Back in 2007, prior to the University of Georgia game with Oklahoma State in Athens, I sat with the media and gave my perspective on all things OSU football. I’ve carried that tradition forward annually, putting my thoughts in a letter in recent years as health issues have gotten the better of me. It’s a tradition I hope to continue as long as I can.
“As long as I can…” That’s a sobering notion, more, I suspect, for me than for you. I’m a lifelong geologist, and, as a whole, we’re a pretty optimistic bunch. I love to tell the story – over and over – about the geologist who fell off a 10-story building and, whizzing past the fifth floor, hollered, “I’m not dead yet.” At 91, I’m grateful for every added day, week, month and year.
However, I’m realistic about being close to the finish line. And I’m working diligently to complete projects as quickly as I can and tie up any loose ends.
One example is cutting the ribbon on my childhood home that we recently relocated from my Mesa Vista Ranch in the Texas Panhandle to Karsten Creek. Landscaping will begin there soon and we will be moving period-appropriate and personal furnishings in next month.
We have been archiving a whole host of material from my 70-year career in the oil and gas industry and will be donating those mementos to Oklahoma State. In the coming months we will announce how that information will be displayed to, hopefully, inspire future generations to achieve what a Depression-era kid like myself was able to accomplish.
And I’m excited about another upcoming announcement that involves a 22-foot conference table that has been the center of my office for 15 years. It is where we have hosted dozens of business and political leaders as well as elite athletes. It’s also where we’ve made…and, sadly lost…billions of dollars. We auctioned that table a few weeks ago and the tale of where it will land is incredible.
I have a lot of work left to do and not a lot of time to get it done. That’s not a morbid notion, it’s reality. And accepting reality at my age invariably leads to reflection.
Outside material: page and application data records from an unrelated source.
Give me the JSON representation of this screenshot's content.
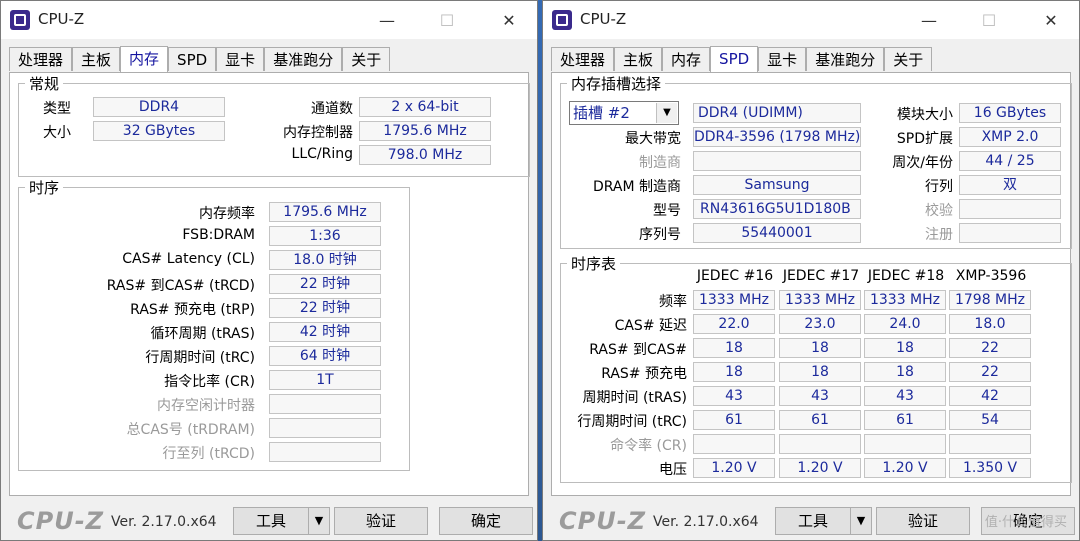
{
  "left": {
    "title": "CPU-Z",
    "tabs": [
      "处理器",
      "主板",
      "内存",
      "SPD",
      "显卡",
      "基准跑分",
      "关于"
    ],
    "general": {
      "legend": "常规",
      "type_label": "类型",
      "type_value": "DDR4",
      "size_label": "大小",
      "size_value": "32 GBytes",
      "channels_label": "通道数",
      "channels_value": "2 x 64-bit",
      "controller_label": "内存控制器",
      "controller_value": "1795.6 MHz",
      "llc_label": "LLC/Ring",
      "llc_value": "798.0 MHz"
    },
    "timings": {
      "legend": "时序",
      "rows": [
        {
          "label": "内存频率",
          "value": "1795.6 MHz"
        },
        {
          "label": "FSB:DRAM",
          "value": "1:36"
        },
        {
          "label": "CAS# Latency (CL)",
          "value": "18.0 时钟"
        },
        {
          "label": "RAS# 到CAS# (tRCD)",
          "value": "22 时钟"
        },
        {
          "label": "RAS# 预充电 (tRP)",
          "value": "22 时钟"
        },
        {
          "label": "循环周期 (tRAS)",
          "value": "42 时钟"
        },
        {
          "label": "行周期时间 (tRC)",
          "value": "64 时钟"
        },
        {
          "label": "指令比率 (CR)",
          "value": "1T"
        },
        {
          "label": "内存空闲计时器",
          "value": ""
        },
        {
          "label": "总CAS号 (tRDRAM)",
          "value": ""
        },
        {
          "label": "行至列 (tRCD)",
          "value": ""
        }
      ]
    },
    "footer": {
      "logo": "CPU-Z",
      "version": "Ver. 2.17.0.x64",
      "tools": "工具",
      "validate": "验证",
      "ok": "确定"
    }
  },
  "right": {
    "title": "CPU-Z",
    "tabs": [
      "处理器",
      "主板",
      "内存",
      "SPD",
      "显卡",
      "基准跑分",
      "关于"
    ],
    "slot": {
      "legend": "内存插槽选择",
      "slot_value": "插槽 #2",
      "module_type": "DDR4 (UDIMM)",
      "module_size_label": "模块大小",
      "module_size": "16 GBytes",
      "max_bw_label": "最大带宽",
      "max_bw": "DDR4-3596 (1798 MHz)",
      "spd_ext_label": "SPD扩展",
      "spd_ext": "XMP 2.0",
      "mfr_label": "制造商",
      "mfr": "",
      "week_year_label": "周次/年份",
      "week_year": "44 / 25",
      "dram_mfr_label": "DRAM 制造商",
      "dram_mfr": "Samsung",
      "rank_label": "行列",
      "rank": "双",
      "part_label": "型号",
      "part": "RN43616G5U1D180B",
      "check_label": "校验",
      "check": "",
      "serial_label": "序列号",
      "serial": "55440001",
      "reg_label": "注册",
      "reg": ""
    },
    "timing_table": {
      "legend": "时序表",
      "headers": [
        "JEDEC #16",
        "JEDEC #17",
        "JEDEC #18",
        "XMP-3596"
      ],
      "rows": [
        {
          "label": "频率",
          "values": [
            "1333 MHz",
            "1333 MHz",
            "1333 MHz",
            "1798 MHz"
          ]
        },
        {
          "label": "CAS# 延迟",
          "values": [
            "22.0",
            "23.0",
            "24.0",
            "18.0"
          ]
        },
        {
          "label": "RAS# 到CAS#",
          "values": [
            "18",
            "18",
            "18",
            "22"
          ]
        },
        {
          "label": "RAS# 预充电",
          "values": [
            "18",
            "18",
            "18",
            "22"
          ]
        },
        {
          "label": "周期时间 (tRAS)",
          "values": [
            "43",
            "43",
            "43",
            "42"
          ]
        },
        {
          "label": "行周期时间 (tRC)",
          "values": [
            "61",
            "61",
            "61",
            "54"
          ]
        },
        {
          "label": "命令率 (CR)",
          "values": [
            "",
            "",
            "",
            ""
          ]
        },
        {
          "label": "电压",
          "values": [
            "1.20 V",
            "1.20 V",
            "1.20 V",
            "1.350 V"
          ]
        }
      ]
    },
    "footer": {
      "logo": "CPU-Z",
      "version": "Ver. 2.17.0.x64",
      "tools": "工具",
      "validate": "验证",
      "ok": "确定",
      "watermark": "值·什么值得买"
    }
  }
}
Last year, at 90 years of age, I vowed to make every Oklahoma State football home game. I made half of them, but watched all of them. That’s likely to be the case again this year and each trip to Stillwater will be all the more meaningful for me. Five years ago, as grand marshal of OSU’s homecoming, I knocked out pushups on the ROTC’s pushup board. Now walking 50 yards to my suite is a challenge. And when I do it, I feel just as triumphant.
Spoiler alert: When you hit your 90s, two things happen. First, your memory isn’t as good as it once was. Second, the memories you do have you tend to cherish more. One of my greatest memories came 10 years ago, on September 5, 2009, when Oklahoma State University officially dedicated the fully renovated stadium now named in my honor.
A lot has happened since that dedication, and I’d like to think my support has played a part in it all.
- OSU has had 94 wins since the 2009 season, the second-most in the Big 12 and the 12th most in the nation during that time span
- Since 2009, OSU had six seasons with at least 10 wins. The Cowboys reached the Top 10 of the AP Poll in 2009, ‘10, ‘11, ‘13, ‘15, ‘16 and ‘17.
- OSU has been to four what are now known as “New Year’s Six” bowl games since 2009 (two Cotton Bowls, the Fiesta Bowl and the Sugar Bowl).
- OSU has averaged 9.4 wins per season since 2009.
- OSU has a 59-29 record (.670) against Big 12 opponents since 2009, the second-best record in the conference.
- Since 2009, OSU has averaged more than 40 points and nearly 500 yards of total offense per game.
- In 2010, OSU was a Big 12 South co-champion and OSU won the Big 12 championship in 2011.
- In 2011, OSU finished a program-best third in the final Associated Press football poll of the season.
But I’m in it to win it. My first goal for 2019 is to win a Big 12 football championship…again. Then to make the final four playoffs. Fingers crossed Mike Gundy can make that happen this year. The window is closing for me.
I’m heavily invested in Oklahoma State. Sometimes I forget what all I’ve given over the years. In the spirit of tying up loose ends, and setting the record straight, I called OSU the other day to get a total giving number. The total now stands at $652 million, a number boosted by a series of unpublicized gifts over the past 10 years. I have a unique approach to giving. While many others of my status endow foundations that spin out millions of dollars over the course of generations, I want to see the good that’s done with my money today, while I’m alive, and not wonder what is done with it long after I’m gone. OSU’s athletic director, Mike Holder, has been a good steward of my funds on the athletic side of the ledger, as has OSU President Burns Hargis been on the academic side.
Unquestionably, $652 million is a lot, and there are no doubt critics out there who would champion it going for broader, societal issues. I’m satisfied with my giving. I don’t want a bigger suite or a better parking spot. Or yet another honorary degree. I want championships across the board. I hope you understand why, and I hope we get them while I can still savor the victories.